XINJIANG, CHINA — A new report has uncovered mass digital surveillance of Uyghurs, a Muslim minority ethnic group in China.
A report by Volexity has found that hackers affiliated with the Chinese government are carrying out cyber attacks on Uyghurs by targeting the websites they visit. It identified at least 11 websites related to Uyghurs and East Turkestan that had been jeopardized and used for surveillance.
These websites are blocked in China and may be used to surveil the Uyghur diaspora outside of China, according to Volexity. These contain malicious code that installs spyware on users' phones when they visit the sites.
The hackers were also observed targeting personal Gmail accounts by tricking users into authorizing access, thereby gaining access to the user's emails.
The report confirmed that the malware targeted Android users but said that these same tactics could be used against Apple and Microsoft phone users.
Research by Google's Project Zero, which uncovered a hacking operation that targets iPhone users that visit certain websites, found that the operation was aimed at the Muslim Uyghurs and non-Uyghurs, TechCrunch reports, citing sources familiar with the matter.
Google did not name the websites or who the hackers targeted. A spokesperson from Google told TechCrunch they would not comment beyond Project Zero's published research.

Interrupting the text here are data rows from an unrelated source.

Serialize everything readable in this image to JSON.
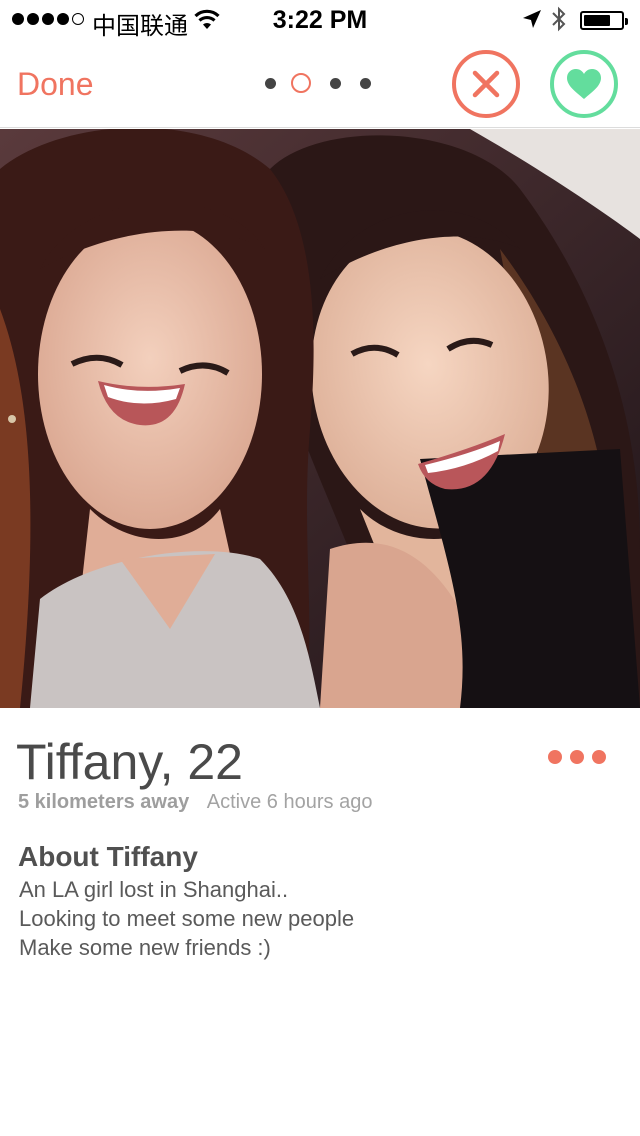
{
  "status_bar": {
    "carrier": "中国联通",
    "time": "3:22 PM",
    "signal_strength": 4,
    "signal_max": 5,
    "battery_fraction": 0.72,
    "icons": [
      "wifi-icon",
      "location-arrow-icon",
      "bluetooth-icon",
      "battery-icon"
    ]
  },
  "nav": {
    "done_label": "Done",
    "page_count": 4,
    "active_page": 2,
    "nope_icon": "close-x-icon",
    "like_icon": "heart-icon"
  },
  "colors": {
    "accent": "#f07460",
    "like": "#63dd9d",
    "text": "#4a4a4a",
    "muted": "#a3a3a3"
  },
  "profile": {
    "name_age": "Tiffany, 22",
    "distance": "5 kilometers away",
    "last_active": "Active 6 hours ago",
    "about_title": "About Tiffany",
    "bio_lines": [
      "An LA girl lost in Shanghai..",
      "Looking to meet some new people",
      "Make some new friends :)"
    ]
  }
}
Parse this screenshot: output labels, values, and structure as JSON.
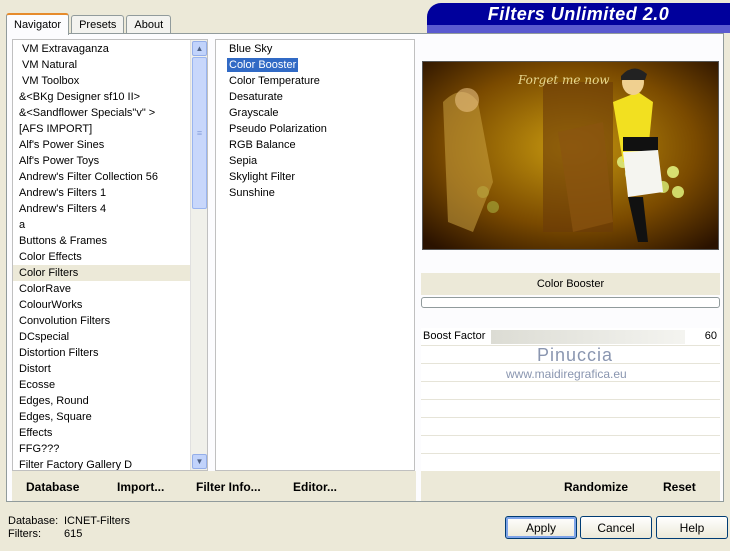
{
  "banner": {
    "title": "Filters Unlimited 2.0"
  },
  "tabs": [
    {
      "label": "Navigator"
    },
    {
      "label": "Presets"
    },
    {
      "label": "About"
    }
  ],
  "categories": [
    "VM Extravaganza",
    "VM Natural",
    "VM Toolbox",
    "&<BKg Designer sf10 II>",
    "&<Sandflower Specials\"v\" >",
    "[AFS IMPORT]",
    "Alf's Power Sines",
    "Alf's Power Toys",
    "Andrew's Filter Collection 56",
    "Andrew's Filters 1",
    "Andrew's Filters 4",
    "a",
    "Buttons & Frames",
    "Color Effects",
    "Color Filters",
    "ColorRave",
    "ColourWorks",
    "Convolution Filters",
    "DCspecial",
    "Distortion Filters",
    "Distort",
    "Ecosse",
    "Edges, Round",
    "Edges, Square",
    "Effects",
    "FFG???",
    "Filter Factory Gallery D"
  ],
  "filters": [
    "Blue Sky",
    "Color Booster",
    "Color Temperature",
    "Desaturate",
    "Grayscale",
    "Pseudo Polarization",
    "RGB Balance",
    "Sepia",
    "Skylight Filter",
    "Sunshine"
  ],
  "lowbar": {
    "database": "Database",
    "import": "Import...",
    "filter_info": "Filter Info...",
    "editor": "Editor..."
  },
  "preview": {
    "title": "Forget me now",
    "filter_name": "Color Booster"
  },
  "params": [
    {
      "label": "Boost Factor",
      "value": "60"
    }
  ],
  "watermark": {
    "name": "Pinuccia",
    "site": "www.maidiregrafica.eu"
  },
  "rightbar": {
    "randomize": "Randomize",
    "reset": "Reset"
  },
  "status": {
    "db_label": "Database:",
    "db_value": "ICNET-Filters",
    "filters_label": "Filters:",
    "filters_value": "615"
  },
  "buttons": {
    "apply": "Apply",
    "cancel": "Cancel",
    "help": "Help"
  }
}
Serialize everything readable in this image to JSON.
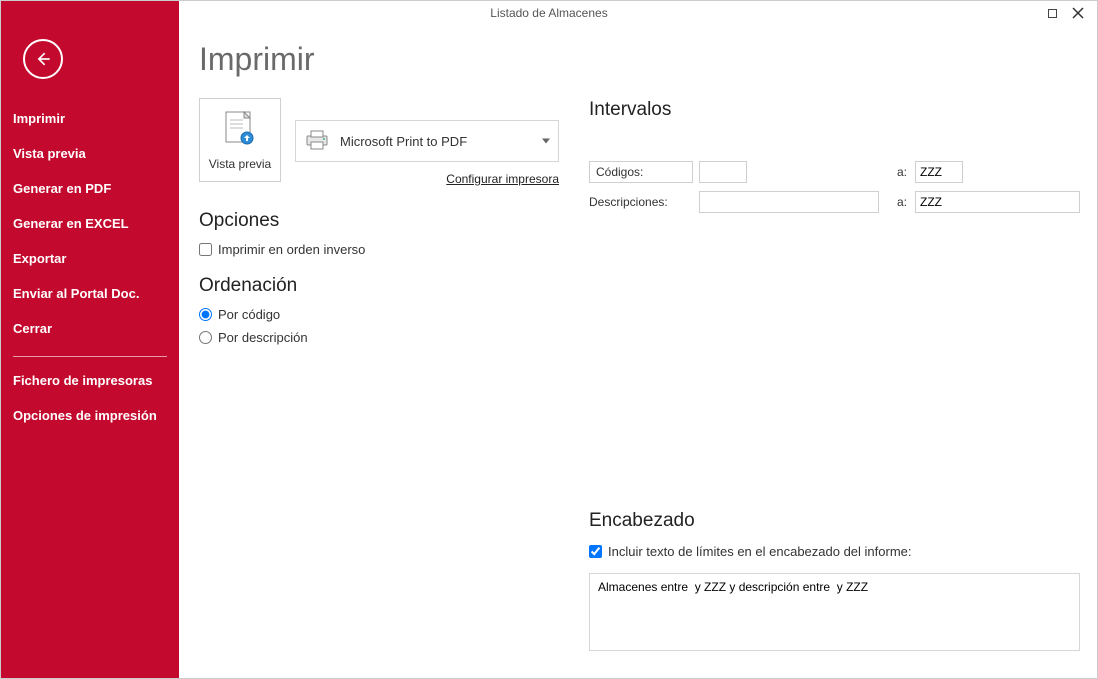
{
  "window": {
    "title": "Listado de Almacenes"
  },
  "sidebar": {
    "items": [
      "Imprimir",
      "Vista previa",
      "Generar en PDF",
      "Generar en EXCEL",
      "Exportar",
      "Enviar al Portal Doc.",
      "Cerrar"
    ],
    "items2": [
      "Fichero de impresoras",
      "Opciones de impresión"
    ]
  },
  "main": {
    "heading": "Imprimir",
    "previewLabel": "Vista previa",
    "printerName": "Microsoft Print to PDF",
    "configLink": "Configurar impresora"
  },
  "opciones": {
    "heading": "Opciones",
    "reverseLabel": "Imprimir en orden inverso",
    "reverseChecked": false
  },
  "ordenacion": {
    "heading": "Ordenación",
    "byCodeLabel": "Por código",
    "byDescLabel": "Por descripción",
    "selected": "code"
  },
  "intervalos": {
    "heading": "Intervalos",
    "codigosLabel": "Códigos:",
    "descLabel": "Descripciones:",
    "aLabel": "a:",
    "codigosFrom": "",
    "codigosTo": "ZZZ",
    "descFrom": "",
    "descTo": "ZZZ"
  },
  "encabezado": {
    "heading": "Encabezado",
    "includeLabel": "Incluir texto de límites en el encabezado del informe:",
    "includeChecked": true,
    "text": "Almacenes entre  y ZZZ y descripción entre  y ZZZ"
  }
}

A source familiar with Google's research confirmed to CNN that some of the websites that Volexity found coincided with some of the website that Project Zero found.
This led some to question why Google would publish research against its competitor but fail to disclose the same about its Android devices.
Project Zero leader Tim Willis denied all this on Twitter and said that Google had found the vulnerabilities in January, while Volexity had found vulnerabilities in Android devices later in the year.